Ghana discovers biggest oilfield yet
Norwegian oil exploration company, Aker Energy has announced the discovery of what appears to be the biggest oil find in the country’s history to date off the coast of western Ghana. The find has occurred in the oil rich Deepwater Tano area which has already given rise to Ghana’s three oilfields already in production – the Jubilee, TEN, and Sankofa Gyename fields.
The news, will serve as major boost to the country’s economy at the beginning of this year.
The oil and gas operator said exploratory drilling indicated an “estimated 450-550 million barrels of oil equivalent (mmboe)” in the Pecan field, 166 kilometres (100 miles) off Takoradi.
Further exploration could increase total volumes to 600-1,000 mmboe, the company said in a statement issued yesterday January 10, 2019.
The reserves already identified easily eclipse the finds behind the three existing oilfields. Jubilee has reserves of 370 million barrels, TEN has 240 million barrels and Sankofa has 204 million barrels. This means that the new find could conceivably have reserves that exceed the estimated reserves of the three existing fields put together.
The well was drilled at the Pecan field in the DWT/CTP block (Deepwater Tano Cape Three Points) approximately 166 kilometres southwest of Takoradi in Ghana, to a vertical depth of 4,870 meters in 2,667 meters of water. The DWT/CTP block offshore Ghana contains seven discoveries, of which Pecan is the main discovery to date.
The announcement, which is by all standard a good news, will instructively serve as an alternative source of funding for government projects in the future.
The exploration company began operating the Pecan field last year with a 50 percent share. Its entry into Ghana resulted from its astute acquisition of Hess Ghana which had been operating the block, for a total cash consideration of US$100 million in February last year.
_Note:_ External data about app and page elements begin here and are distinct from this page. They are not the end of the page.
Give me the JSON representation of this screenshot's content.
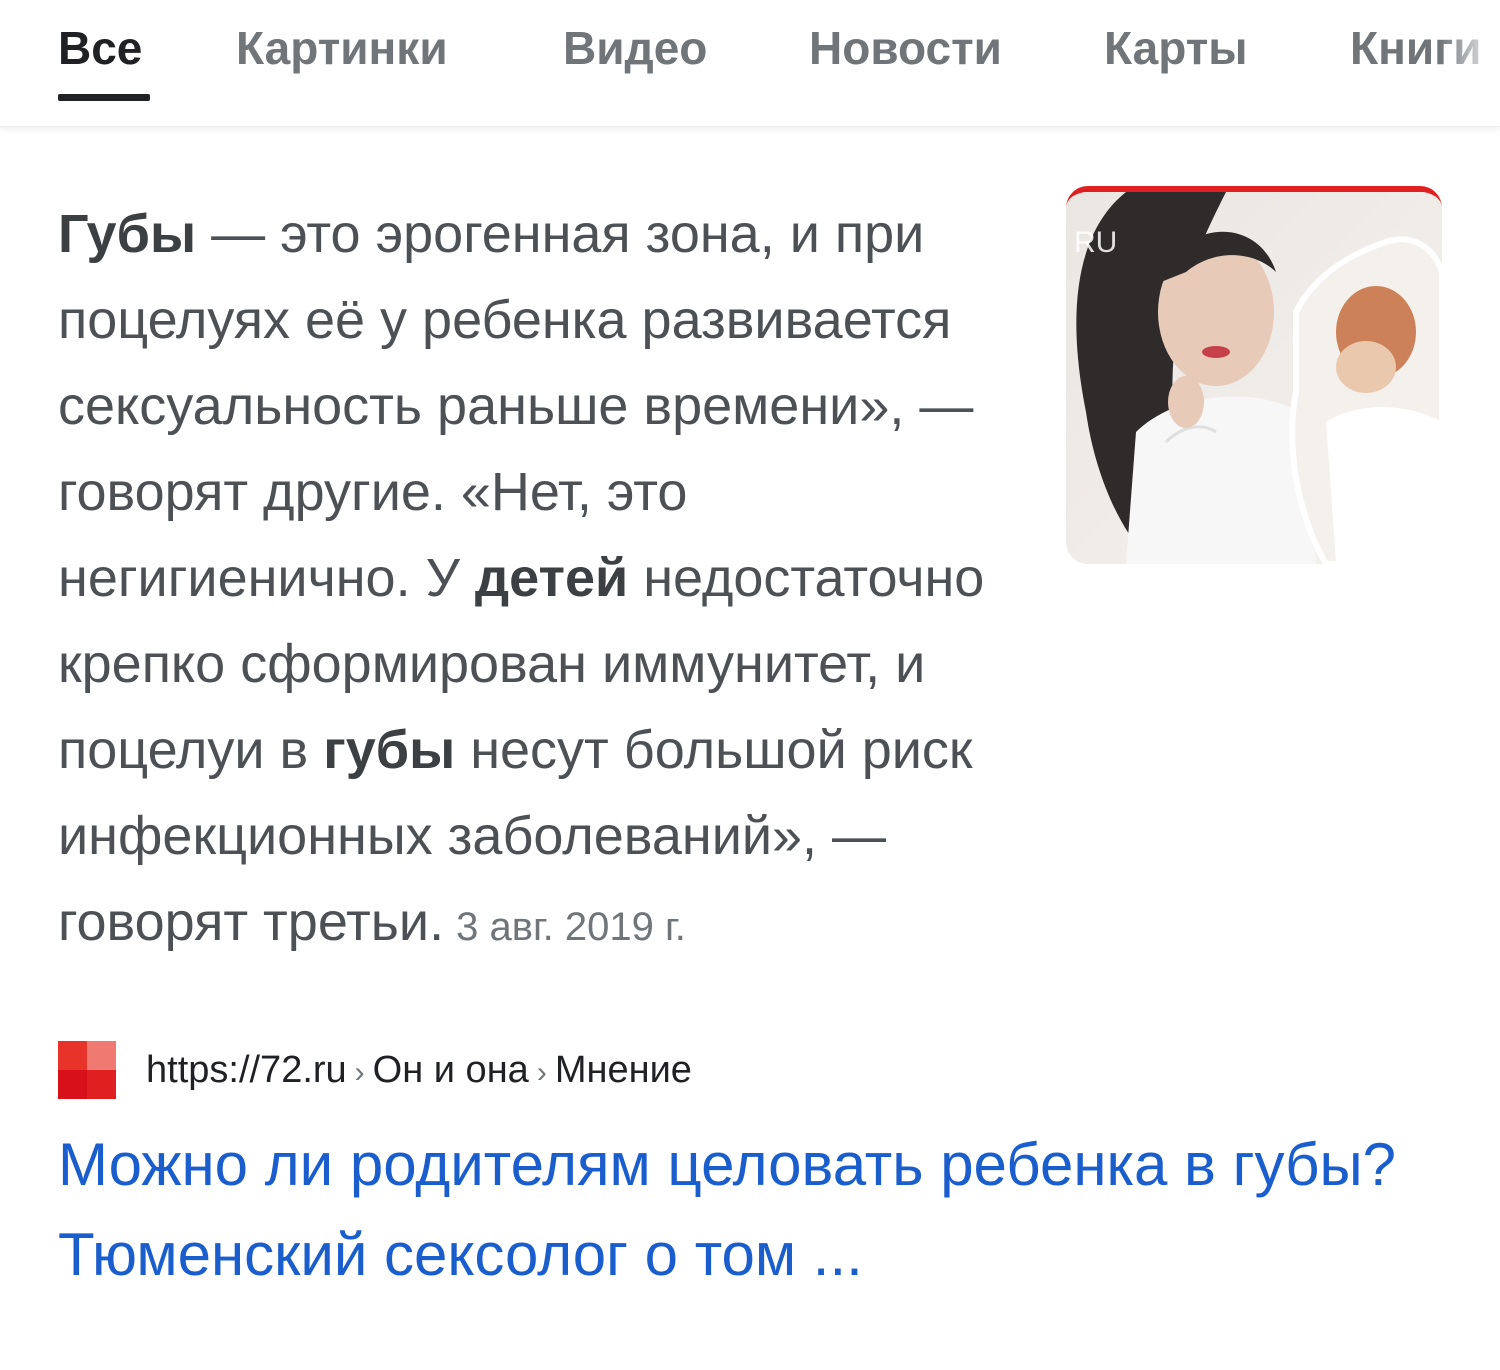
{
  "tabs": {
    "items": [
      {
        "label": "Все"
      },
      {
        "label": "Картинки"
      },
      {
        "label": "Видео"
      },
      {
        "label": "Новости"
      },
      {
        "label": "Карты"
      },
      {
        "label": "Книги"
      }
    ]
  },
  "snippet": {
    "bold_1": "Губы",
    "text_1": " — это эрогенная зона, и при поцелуях её у ребенка развивается сексуальность раньше времени», — говорят другие. «Нет, это негигиенично. У ",
    "bold_2": "детей",
    "text_2": " недостаточно крепко сформирован иммунитет, и поцелуи в ",
    "bold_3": "губы",
    "text_3": " несут большой риск инфекционных заболеваний», — говорят третьи.",
    "date": "3 авг. 2019 г."
  },
  "thumbnail": {
    "watermark": "RU"
  },
  "source": {
    "url": "https://72.ru",
    "crumb_1": "Он и она",
    "crumb_2": "Мнение",
    "separator": "›"
  },
  "result": {
    "title": "Можно ли родителям целовать ребенка в губы? Тюменский сексолог о том ..."
  },
  "colors": {
    "link": "#1a5dcc",
    "text": "#4d5156",
    "brand_red": "#e02020"
  }
}
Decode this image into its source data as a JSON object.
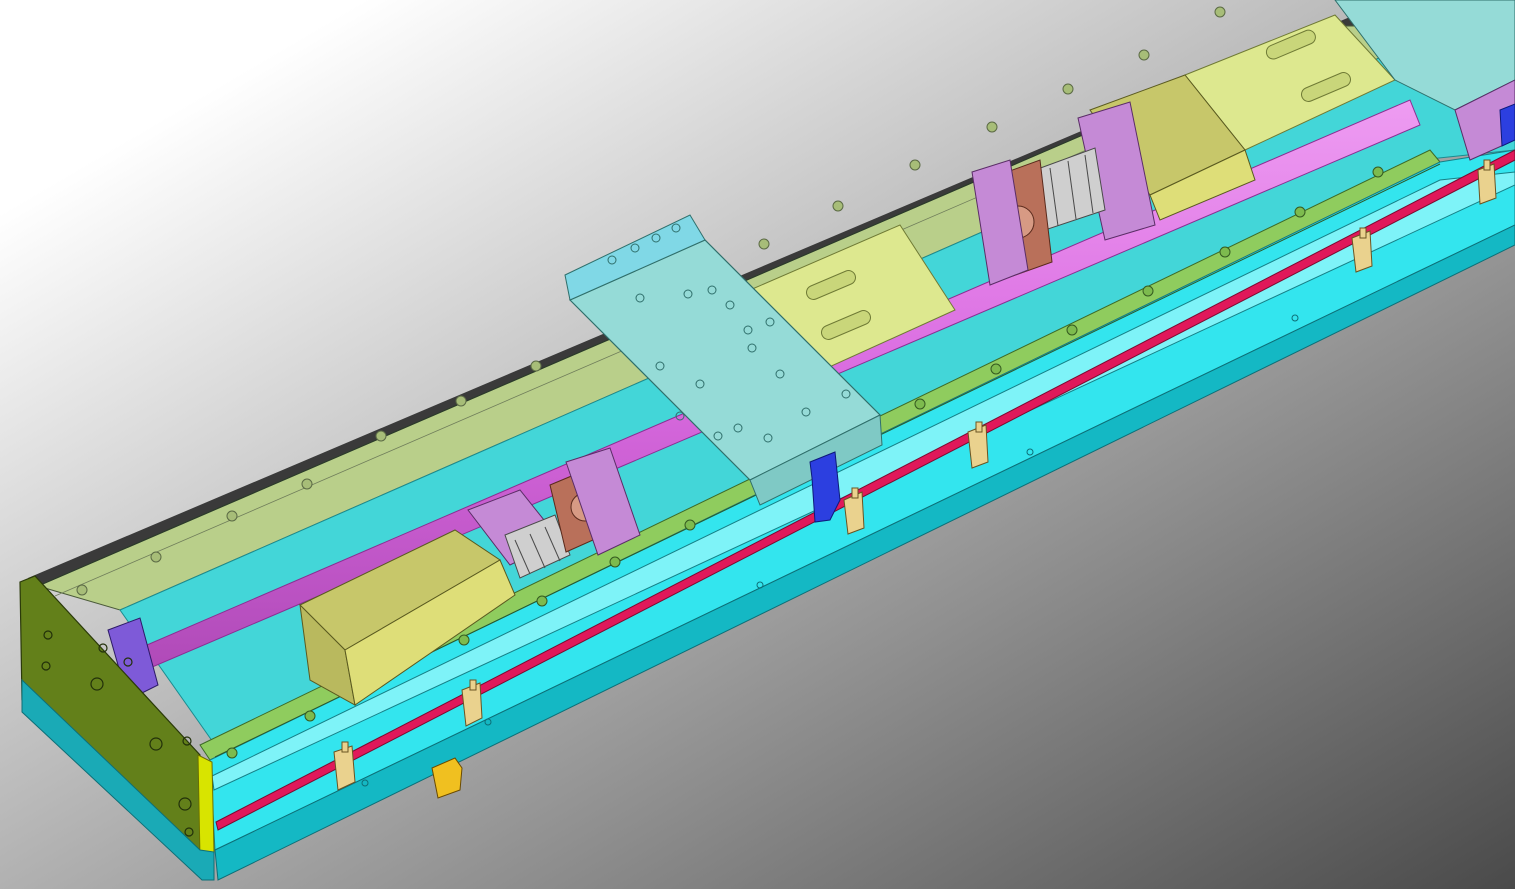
{
  "viewport": {
    "background": {
      "top_left": "#ffffff",
      "bottom_right": "#4a4a4a"
    }
  },
  "colors": {
    "frame_cyan": "#33e5ee",
    "frame_cyan_dark": "#14b8c4",
    "frame_cyan_light": "#7ef3f8",
    "interior_cyan": "#43d6d8",
    "end_plate": "#63801a",
    "end_plate_edge": "#d8e400",
    "top_rail_green": "#b9cf8a",
    "front_rail_green": "#8fcc5e",
    "ballscrew_magenta": "#d96ae0",
    "motor_yellow": "#dede78",
    "mount_purple": "#c58ad6",
    "bearing_brown": "#b9705a",
    "sensor_strip_red": "#e0185a",
    "carriage_plate": "#95dbd7",
    "slider_block": "#dde88f",
    "sensor_bracket": "#ead28e",
    "connector_blue": "#2c3fe0",
    "cable_connector": "#f0c020"
  },
  "parts": [
    {
      "name": "frame-base",
      "shape": "long-box"
    },
    {
      "name": "end-plate",
      "shape": "plate-with-holes"
    },
    {
      "name": "linear-guide-top",
      "shape": "rail"
    },
    {
      "name": "linear-guide-front",
      "shape": "rail"
    },
    {
      "name": "ball-screw",
      "shape": "cylinder"
    },
    {
      "name": "servo-motor",
      "shape": "box",
      "count": 2
    },
    {
      "name": "bearing-support",
      "shape": "block",
      "count": 2
    },
    {
      "name": "coupling",
      "shape": "cylinder",
      "count": 2
    },
    {
      "name": "carriage-plate",
      "shape": "plate-with-holes"
    },
    {
      "name": "slider-block",
      "shape": "plate-with-slots",
      "count": 2
    },
    {
      "name": "sensor-strip",
      "shape": "strip"
    },
    {
      "name": "limit-sensor-bracket",
      "shape": "bracket",
      "count": 8
    },
    {
      "name": "cable-connector",
      "shape": "clamp"
    }
  ]
}
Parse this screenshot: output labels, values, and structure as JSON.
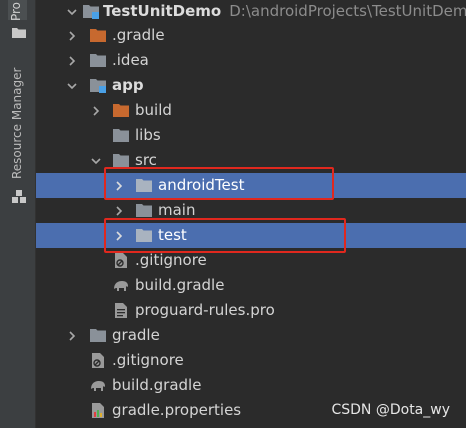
{
  "sidebar": {
    "project_tab": "Pro",
    "resource_manager": "Resource Manager"
  },
  "tree": {
    "root_name": "TestUnitDemo",
    "root_path": "D:\\androidProjects\\TestUnitDemo",
    "items": [
      {
        "label": ".gradle"
      },
      {
        "label": ".idea"
      },
      {
        "label": "app"
      },
      {
        "label": "build"
      },
      {
        "label": "libs"
      },
      {
        "label": "src"
      },
      {
        "label": "androidTest"
      },
      {
        "label": "main"
      },
      {
        "label": "test"
      },
      {
        "label": ".gitignore"
      },
      {
        "label": "build.gradle"
      },
      {
        "label": "proguard-rules.pro"
      },
      {
        "label": "gradle"
      },
      {
        "label": ".gitignore"
      },
      {
        "label": "build.gradle"
      },
      {
        "label": "gradle.properties"
      }
    ]
  },
  "watermark": "CSDN @Dota_wy",
  "colors": {
    "background": "#2b2b2b",
    "selection": "#4b6eaf",
    "highlight_box": "#e0281e",
    "folder_gray": "#8a9199",
    "folder_orange": "#c7692f",
    "folder_blue": "#6d9ce0"
  }
}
Aker Energy’s partners on the DWT/CTP block include Russian energy company, LUKOIL (38 percent), the Ghana National Petroleum Corporation (GNPC) (10 percent) and Fueltrade (two percent).
“We are pleased to announce the well results, confirming our understanding of the area, as well as the resource base and upside potential in the DWT/CTP block. Based on these results, we will optimize the Plan of Development for the Pecan field. There is still a lot of work to be done, including the conclusion of the phasing of development, the size of first phase and detailing of the concept. Our most important priority going forward is to deliver a robust field development plan to the Ghanaian authorities,” says Jan Arve Haugan, Chief Executive Officer at Aker Energy.
To be sure Aker has known for several months that the exploration block has enough oil to support the development of a new oilfield. Indeed, shortly following the acquisition, Aker announced its intention to submit a Plan of Development in the second half of 2018 with anticipated first oil in the fourth quarter of 2021.
However, the sheer size of the new find will push these timelines forward. It will take at least three years to get the expected oilfield up and running. But Ghana can expect immediate benefits in the form of increased interest in the country by major international oil firms, even as ExxonMobil is already setting up shop and British Petroleum has announced plans to follow suit. The new discovery significantly improves Ghana’s negotiating hand with regards to BP and any other oil major wishing to explore for oil here.
After a decade of discovery with commercial production beginning in 2010, the country is believed to still have a substantial amount of reserves, with expects predicting about seven billion barrels in reserves.
Ghana discovers biggest oilfield yet